Activity:
Each entry is to be printed again word for word.

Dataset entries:
========================================================================

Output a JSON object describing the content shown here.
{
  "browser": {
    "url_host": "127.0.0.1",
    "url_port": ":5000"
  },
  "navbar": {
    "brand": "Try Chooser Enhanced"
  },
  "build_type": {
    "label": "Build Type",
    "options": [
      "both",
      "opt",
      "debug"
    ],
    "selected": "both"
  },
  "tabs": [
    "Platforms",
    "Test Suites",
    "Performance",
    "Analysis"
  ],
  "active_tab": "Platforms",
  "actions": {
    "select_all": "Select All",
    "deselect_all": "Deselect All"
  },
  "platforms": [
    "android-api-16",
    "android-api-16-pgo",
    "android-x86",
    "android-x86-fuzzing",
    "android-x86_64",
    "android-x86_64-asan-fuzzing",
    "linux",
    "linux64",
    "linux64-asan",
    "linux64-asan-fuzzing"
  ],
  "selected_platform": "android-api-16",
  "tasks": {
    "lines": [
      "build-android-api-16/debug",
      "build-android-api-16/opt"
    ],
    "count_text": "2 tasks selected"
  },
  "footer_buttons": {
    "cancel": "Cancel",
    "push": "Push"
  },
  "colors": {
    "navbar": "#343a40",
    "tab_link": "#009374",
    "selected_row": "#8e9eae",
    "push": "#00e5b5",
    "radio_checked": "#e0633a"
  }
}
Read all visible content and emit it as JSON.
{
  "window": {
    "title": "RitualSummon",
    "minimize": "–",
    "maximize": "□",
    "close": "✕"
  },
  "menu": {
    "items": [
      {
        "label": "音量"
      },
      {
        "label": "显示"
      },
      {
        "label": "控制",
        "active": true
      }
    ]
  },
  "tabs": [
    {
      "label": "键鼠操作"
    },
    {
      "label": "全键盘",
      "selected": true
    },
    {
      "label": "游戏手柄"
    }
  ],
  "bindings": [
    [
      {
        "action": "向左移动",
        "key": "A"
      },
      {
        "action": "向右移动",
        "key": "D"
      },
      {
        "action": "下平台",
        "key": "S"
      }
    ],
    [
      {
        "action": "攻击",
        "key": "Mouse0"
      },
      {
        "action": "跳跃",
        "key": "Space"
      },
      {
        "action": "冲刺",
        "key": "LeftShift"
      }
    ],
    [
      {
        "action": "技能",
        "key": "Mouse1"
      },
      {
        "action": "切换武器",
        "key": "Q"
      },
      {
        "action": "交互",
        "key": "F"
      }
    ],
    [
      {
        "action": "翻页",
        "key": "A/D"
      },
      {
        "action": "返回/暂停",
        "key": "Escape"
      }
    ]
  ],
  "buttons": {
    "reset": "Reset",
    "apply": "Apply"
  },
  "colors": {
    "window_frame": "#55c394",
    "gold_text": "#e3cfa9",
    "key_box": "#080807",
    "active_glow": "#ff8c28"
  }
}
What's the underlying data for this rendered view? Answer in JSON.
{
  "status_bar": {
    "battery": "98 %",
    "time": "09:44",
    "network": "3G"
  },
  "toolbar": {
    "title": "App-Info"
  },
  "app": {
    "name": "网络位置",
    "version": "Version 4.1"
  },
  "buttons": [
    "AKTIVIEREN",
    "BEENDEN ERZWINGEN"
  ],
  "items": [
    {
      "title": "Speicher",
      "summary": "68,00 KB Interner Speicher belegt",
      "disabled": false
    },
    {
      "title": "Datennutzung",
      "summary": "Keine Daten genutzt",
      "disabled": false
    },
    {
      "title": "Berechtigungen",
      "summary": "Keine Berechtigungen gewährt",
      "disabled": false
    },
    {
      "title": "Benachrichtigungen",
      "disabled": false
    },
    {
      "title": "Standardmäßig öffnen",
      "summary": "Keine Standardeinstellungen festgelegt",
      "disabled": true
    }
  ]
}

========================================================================

Written answer:
Output a JSON object describing the content shown here.
{
  "browser": {
    "url_host": "127.0.0.1",
    "url_port": ":5000"
  },
  "navbar": {
    "brand": "Try Chooser Enhanced"
  },
  "build_type": {
    "label": "Build Type",
    "options": [
      "both",
      "opt",
      "debug"
    ],
    "selected": "both"
  },
  "tabs": [
    "Platforms",
    "Test Suites",
    "Performance",
    "Analysis"
  ],
  "active_tab": "Platforms",
  "actions": {
    "select_all": "Select All",
    "deselect_all": "Deselect All"
  },
  "platforms": [
    "android-api-16",
    "android-api-16-pgo",
    "android-x86",
    "android-x86-fuzzing",
    "android-x86_64",
    "android-x86_64-asan-fuzzing",
    "linux",
    "linux64",
    "linux64-asan",
    "linux64-asan-fuzzing"
  ],
  "selected_platform": "android-api-16",
  "tasks": {
    "lines": [
      "build-android-api-16/debug",
      "build-android-api-16/opt"
    ],
    "count_text": "2 tasks selected"
  },
  "footer_buttons": {
    "cancel": "Cancel",
    "push": "Push"
  },
  "colors": {
    "navbar": "#343a40",
    "tab_link": "#009374",
    "selected_row": "#8e9eae",
    "push": "#00e5b5",
    "radio_checked": "#e0633a"
  }
}
Read all visible content and emit it as JSON.
{
  "window": {
    "title": "RitualSummon",
    "minimize": "–",
    "maximize": "□",
    "close": "✕"
  },
  "menu": {
    "items": [
      {
        "label": "音量"
      },
      {
        "label": "显示"
      },
      {
        "label": "控制",
        "active": true
      }
    ]
  },
  "tabs": [
    {
      "label": "键鼠操作"
    },
    {
      "label": "全键盘",
      "selected": true
    },
    {
      "label": "游戏手柄"
    }
  ],
  "bindings": [
    [
      {
        "action": "向左移动",
        "key": "A"
      },
      {
        "action": "向右移动",
        "key": "D"
      },
      {
        "action": "下平台",
        "key": "S"
      }
    ],
    [
      {
        "action": "攻击",
        "key": "Mouse0"
      },
      {
        "action": "跳跃",
        "key": "Space"
      },
      {
        "action": "冲刺",
        "key": "LeftShift"
      }
    ],
    [
      {
        "action": "技能",
        "key": "Mouse1"
      },
      {
        "action": "切换武器",
        "key": "Q"
      },
      {
        "action": "交互",
        "key": "F"
      }
    ],
    [
      {
        "action": "翻页",
        "key": "A/D"
      },
      {
        "action": "返回/暂停",
        "key": "Escape"
      }
    ]
  ],
  "buttons": {
    "reset": "Reset",
    "apply": "Apply"
  },
  "colors": {
    "window_frame": "#55c394",
    "gold_text": "#e3cfa9",
    "key_box": "#080807",
    "active_glow": "#ff8c28"
  }
}
What's the underlying data for this rendered view? Answer in JSON.
{
  "status_bar": {
    "battery": "98 %",
    "time": "09:44",
    "network": "3G"
  },
  "toolbar": {
    "title": "App-Info"
  },
  "app": {
    "name": "网络位置",
    "version": "Version 4.1"
  },
  "buttons": [
    "AKTIVIEREN",
    "BEENDEN ERZWINGEN"
  ],
  "items": [
    {
      "title": "Speicher",
      "summary": "68,00 KB Interner Speicher belegt",
      "disabled": false
    },
    {
      "title": "Datennutzung",
      "summary": "Keine Daten genutzt",
      "disabled": false
    },
    {
      "title": "Berechtigungen",
      "summary": "Keine Berechtigungen gewährt",
      "disabled": false
    },
    {
      "title": "Benachrichtigungen",
      "disabled": false
    },
    {
      "title": "Standardmäßig öffnen",
      "summary": "Keine Standardeinstellungen festgelegt",
      "disabled": true
    }
  ]
}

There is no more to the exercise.